Long before the advent of the MIDI note editor (see below), representing music visually was done on paper, using standardised regional systems of notation - indeed, for many it still is.
Less "literal" than the piano roll-based MIDI editor, traditional Western notation is an esoteric (to the untrained eye) but effective system involving notes of various temporal denominations positioned on a five-line stave, the lines representing pitch. Key and time signatures set the overall context of the notation, and a diverse library of symbols and markings is used to express volume, articulation, "effects" and more.
Many DAWs feature notation or score editors, presenting MIDI parts in notation form, and there are even applications dedicated to producing printed notation, which is - and perhaps always will be - the standard format for instrumentalists and composers the world over.
A type of filter that attenuates the signal within a specific frequency range, allowing all frequencies above and below to pass through unaffected. On any filter plugin worth its salt, the centre frequency will be adjustable and the bandwidth modifiable via the Q or resonance control.
In a MIDI sequencer, musical notes are represented by Note On events with associated pitch and velocity (at least) settings, followed by Note Off events. The first tells the target sound source to start playing a note at the specified pitch and velocity; the second tells it to stop playing that note.
Graphical MIDI note editors enable notes to be drawn into a piano roll/timeline display as "blocks", with Note On defined by the start of the note on the timeline, pitch specified by vertical position on the piano roll, velocity and other parameters set in a controller lane, and Note Off represented by the end of the block on the timeline.
The heart of any MIDI sequencer, the note editor - aka piano roll editor, MIDI editor, matrix editor, etc - is a graphical interface into which MIDI notes (see above) are entered, either by recording a MIDI keyboard, drum kit, breath controller or other input device, or drawing in manually using the computer mouse.

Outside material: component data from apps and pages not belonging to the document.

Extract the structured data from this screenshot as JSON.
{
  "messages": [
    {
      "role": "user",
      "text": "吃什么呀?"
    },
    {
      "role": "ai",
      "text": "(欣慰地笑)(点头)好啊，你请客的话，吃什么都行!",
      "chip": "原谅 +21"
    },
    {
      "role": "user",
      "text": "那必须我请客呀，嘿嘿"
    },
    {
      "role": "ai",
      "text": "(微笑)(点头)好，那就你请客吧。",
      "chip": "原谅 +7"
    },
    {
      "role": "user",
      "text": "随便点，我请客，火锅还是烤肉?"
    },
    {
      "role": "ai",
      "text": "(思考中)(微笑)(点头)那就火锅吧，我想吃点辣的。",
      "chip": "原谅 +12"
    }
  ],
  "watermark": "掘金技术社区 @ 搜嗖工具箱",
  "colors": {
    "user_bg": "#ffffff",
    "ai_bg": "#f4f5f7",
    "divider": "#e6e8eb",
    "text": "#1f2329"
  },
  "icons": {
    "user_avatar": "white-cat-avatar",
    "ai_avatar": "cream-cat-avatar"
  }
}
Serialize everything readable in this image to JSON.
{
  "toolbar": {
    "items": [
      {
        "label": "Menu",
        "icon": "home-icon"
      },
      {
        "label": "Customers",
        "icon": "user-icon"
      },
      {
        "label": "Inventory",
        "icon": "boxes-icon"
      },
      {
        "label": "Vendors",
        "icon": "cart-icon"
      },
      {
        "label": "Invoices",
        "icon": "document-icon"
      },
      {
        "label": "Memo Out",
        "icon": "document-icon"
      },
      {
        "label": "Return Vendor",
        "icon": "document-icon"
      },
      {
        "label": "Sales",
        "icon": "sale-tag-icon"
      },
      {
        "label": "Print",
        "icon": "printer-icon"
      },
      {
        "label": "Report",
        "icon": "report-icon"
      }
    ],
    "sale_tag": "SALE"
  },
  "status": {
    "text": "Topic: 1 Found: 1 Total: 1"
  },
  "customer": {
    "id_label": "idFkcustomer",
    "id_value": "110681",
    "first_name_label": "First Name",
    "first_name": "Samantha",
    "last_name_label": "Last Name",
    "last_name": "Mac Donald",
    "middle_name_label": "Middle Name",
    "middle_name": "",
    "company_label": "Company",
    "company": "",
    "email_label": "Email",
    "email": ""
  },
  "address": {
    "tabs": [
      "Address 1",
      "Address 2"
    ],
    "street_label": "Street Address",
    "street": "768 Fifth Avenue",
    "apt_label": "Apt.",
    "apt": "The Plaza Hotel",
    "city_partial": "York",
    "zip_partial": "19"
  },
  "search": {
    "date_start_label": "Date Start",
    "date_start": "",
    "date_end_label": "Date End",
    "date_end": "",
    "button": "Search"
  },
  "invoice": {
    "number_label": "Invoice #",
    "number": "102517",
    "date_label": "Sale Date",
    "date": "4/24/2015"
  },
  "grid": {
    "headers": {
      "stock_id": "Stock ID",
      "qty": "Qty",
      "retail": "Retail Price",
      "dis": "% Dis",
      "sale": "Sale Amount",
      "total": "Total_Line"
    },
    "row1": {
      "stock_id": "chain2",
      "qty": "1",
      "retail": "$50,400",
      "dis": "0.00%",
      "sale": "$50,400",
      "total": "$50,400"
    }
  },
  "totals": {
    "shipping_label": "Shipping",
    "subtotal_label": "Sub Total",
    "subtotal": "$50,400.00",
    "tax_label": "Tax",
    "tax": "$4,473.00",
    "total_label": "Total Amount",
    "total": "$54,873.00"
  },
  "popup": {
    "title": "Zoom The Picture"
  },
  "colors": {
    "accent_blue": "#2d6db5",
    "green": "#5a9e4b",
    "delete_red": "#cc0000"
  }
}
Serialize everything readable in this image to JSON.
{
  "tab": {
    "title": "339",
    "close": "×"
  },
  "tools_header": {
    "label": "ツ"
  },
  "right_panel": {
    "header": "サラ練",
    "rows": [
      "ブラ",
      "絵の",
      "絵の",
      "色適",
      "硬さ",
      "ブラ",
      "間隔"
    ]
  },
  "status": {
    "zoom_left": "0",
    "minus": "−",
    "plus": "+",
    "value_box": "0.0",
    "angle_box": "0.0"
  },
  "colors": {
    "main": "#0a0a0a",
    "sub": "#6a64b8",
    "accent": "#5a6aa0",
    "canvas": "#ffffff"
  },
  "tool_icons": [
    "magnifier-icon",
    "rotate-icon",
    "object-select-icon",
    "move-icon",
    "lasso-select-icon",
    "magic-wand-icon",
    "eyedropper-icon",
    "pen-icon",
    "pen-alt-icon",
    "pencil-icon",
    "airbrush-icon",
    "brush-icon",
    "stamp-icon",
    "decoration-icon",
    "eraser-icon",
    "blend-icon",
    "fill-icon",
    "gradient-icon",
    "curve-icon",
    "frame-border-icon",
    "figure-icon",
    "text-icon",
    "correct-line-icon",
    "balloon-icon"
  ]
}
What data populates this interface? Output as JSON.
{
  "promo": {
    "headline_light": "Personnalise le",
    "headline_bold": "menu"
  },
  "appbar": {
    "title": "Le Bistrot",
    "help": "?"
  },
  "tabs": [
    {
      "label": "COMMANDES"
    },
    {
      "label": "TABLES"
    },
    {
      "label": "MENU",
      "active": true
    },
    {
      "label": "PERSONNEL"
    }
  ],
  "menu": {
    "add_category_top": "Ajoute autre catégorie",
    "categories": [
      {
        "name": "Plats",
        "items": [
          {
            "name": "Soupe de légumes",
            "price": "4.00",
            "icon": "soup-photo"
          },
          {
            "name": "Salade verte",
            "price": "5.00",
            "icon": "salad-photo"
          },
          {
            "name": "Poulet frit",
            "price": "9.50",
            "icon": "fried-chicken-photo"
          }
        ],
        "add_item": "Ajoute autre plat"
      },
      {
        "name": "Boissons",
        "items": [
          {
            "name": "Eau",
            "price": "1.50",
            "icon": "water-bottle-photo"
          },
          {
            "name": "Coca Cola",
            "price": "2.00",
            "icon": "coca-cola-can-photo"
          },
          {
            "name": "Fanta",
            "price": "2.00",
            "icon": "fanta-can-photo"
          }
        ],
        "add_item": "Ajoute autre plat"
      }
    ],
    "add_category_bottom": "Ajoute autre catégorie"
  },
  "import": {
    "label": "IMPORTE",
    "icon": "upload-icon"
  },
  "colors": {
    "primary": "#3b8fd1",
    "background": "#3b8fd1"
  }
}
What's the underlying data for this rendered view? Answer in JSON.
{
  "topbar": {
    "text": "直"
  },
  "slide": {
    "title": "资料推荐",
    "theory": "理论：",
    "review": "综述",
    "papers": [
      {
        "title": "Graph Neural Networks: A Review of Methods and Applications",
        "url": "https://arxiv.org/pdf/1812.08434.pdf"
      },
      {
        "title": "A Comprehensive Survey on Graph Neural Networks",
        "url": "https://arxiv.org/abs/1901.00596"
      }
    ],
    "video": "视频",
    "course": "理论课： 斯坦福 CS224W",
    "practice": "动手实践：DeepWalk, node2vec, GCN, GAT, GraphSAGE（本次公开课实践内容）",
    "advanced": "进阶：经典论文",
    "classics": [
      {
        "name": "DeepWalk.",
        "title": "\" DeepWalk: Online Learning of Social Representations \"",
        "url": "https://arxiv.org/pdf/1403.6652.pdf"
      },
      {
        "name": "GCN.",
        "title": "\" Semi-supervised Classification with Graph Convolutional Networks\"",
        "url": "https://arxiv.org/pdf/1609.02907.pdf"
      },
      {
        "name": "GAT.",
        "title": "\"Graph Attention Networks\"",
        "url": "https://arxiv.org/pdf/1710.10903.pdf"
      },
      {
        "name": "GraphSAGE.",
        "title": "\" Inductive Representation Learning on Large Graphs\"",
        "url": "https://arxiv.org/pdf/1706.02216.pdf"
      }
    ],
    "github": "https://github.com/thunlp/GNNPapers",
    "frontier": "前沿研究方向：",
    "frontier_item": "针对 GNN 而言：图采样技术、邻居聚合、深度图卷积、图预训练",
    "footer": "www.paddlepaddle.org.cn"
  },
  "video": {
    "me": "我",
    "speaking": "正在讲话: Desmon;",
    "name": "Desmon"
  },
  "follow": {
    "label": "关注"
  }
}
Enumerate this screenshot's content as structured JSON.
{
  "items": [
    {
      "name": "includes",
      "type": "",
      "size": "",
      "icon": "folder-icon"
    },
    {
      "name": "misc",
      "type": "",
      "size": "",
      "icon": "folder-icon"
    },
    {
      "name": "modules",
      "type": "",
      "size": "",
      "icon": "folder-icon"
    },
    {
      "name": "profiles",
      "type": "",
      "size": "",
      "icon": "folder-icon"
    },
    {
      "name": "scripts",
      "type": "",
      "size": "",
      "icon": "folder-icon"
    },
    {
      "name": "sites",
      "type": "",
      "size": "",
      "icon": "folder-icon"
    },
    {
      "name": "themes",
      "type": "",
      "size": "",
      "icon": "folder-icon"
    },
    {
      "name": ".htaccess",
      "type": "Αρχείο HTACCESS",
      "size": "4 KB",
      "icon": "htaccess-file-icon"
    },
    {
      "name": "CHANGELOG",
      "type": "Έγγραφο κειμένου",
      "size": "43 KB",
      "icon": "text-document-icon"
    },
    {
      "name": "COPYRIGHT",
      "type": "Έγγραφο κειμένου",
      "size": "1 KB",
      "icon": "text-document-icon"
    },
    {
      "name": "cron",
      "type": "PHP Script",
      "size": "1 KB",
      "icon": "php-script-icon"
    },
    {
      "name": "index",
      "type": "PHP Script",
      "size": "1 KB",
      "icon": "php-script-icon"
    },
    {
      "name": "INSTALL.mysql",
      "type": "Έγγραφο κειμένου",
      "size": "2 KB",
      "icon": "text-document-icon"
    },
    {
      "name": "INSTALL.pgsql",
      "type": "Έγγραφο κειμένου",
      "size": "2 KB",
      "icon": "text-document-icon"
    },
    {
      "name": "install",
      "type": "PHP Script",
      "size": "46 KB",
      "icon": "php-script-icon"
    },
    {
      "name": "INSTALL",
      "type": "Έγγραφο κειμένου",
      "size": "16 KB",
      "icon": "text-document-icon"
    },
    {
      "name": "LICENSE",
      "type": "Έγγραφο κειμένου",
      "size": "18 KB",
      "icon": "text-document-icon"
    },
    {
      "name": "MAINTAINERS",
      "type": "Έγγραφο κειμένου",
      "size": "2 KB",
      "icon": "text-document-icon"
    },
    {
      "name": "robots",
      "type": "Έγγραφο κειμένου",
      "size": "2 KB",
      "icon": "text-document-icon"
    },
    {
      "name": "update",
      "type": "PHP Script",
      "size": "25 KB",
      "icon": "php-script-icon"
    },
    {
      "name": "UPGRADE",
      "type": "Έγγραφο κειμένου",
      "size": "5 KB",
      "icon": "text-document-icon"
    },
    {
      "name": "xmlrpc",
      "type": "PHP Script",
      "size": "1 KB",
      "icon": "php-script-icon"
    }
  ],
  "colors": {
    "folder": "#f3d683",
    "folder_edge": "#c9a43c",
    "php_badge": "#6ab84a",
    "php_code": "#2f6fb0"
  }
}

The note editor is a grid layout with a vertically arranged piano keyboard on the left-hand side and a horizontal timeline running along the top. The pitch of each note is determined by its position on the keyboard, while placement in time is represented by its position on the timeline. The note editor will also incorporate one or more controller lanes, for parameters such as velocity, aftertouch and MIDI Continuous Controllers.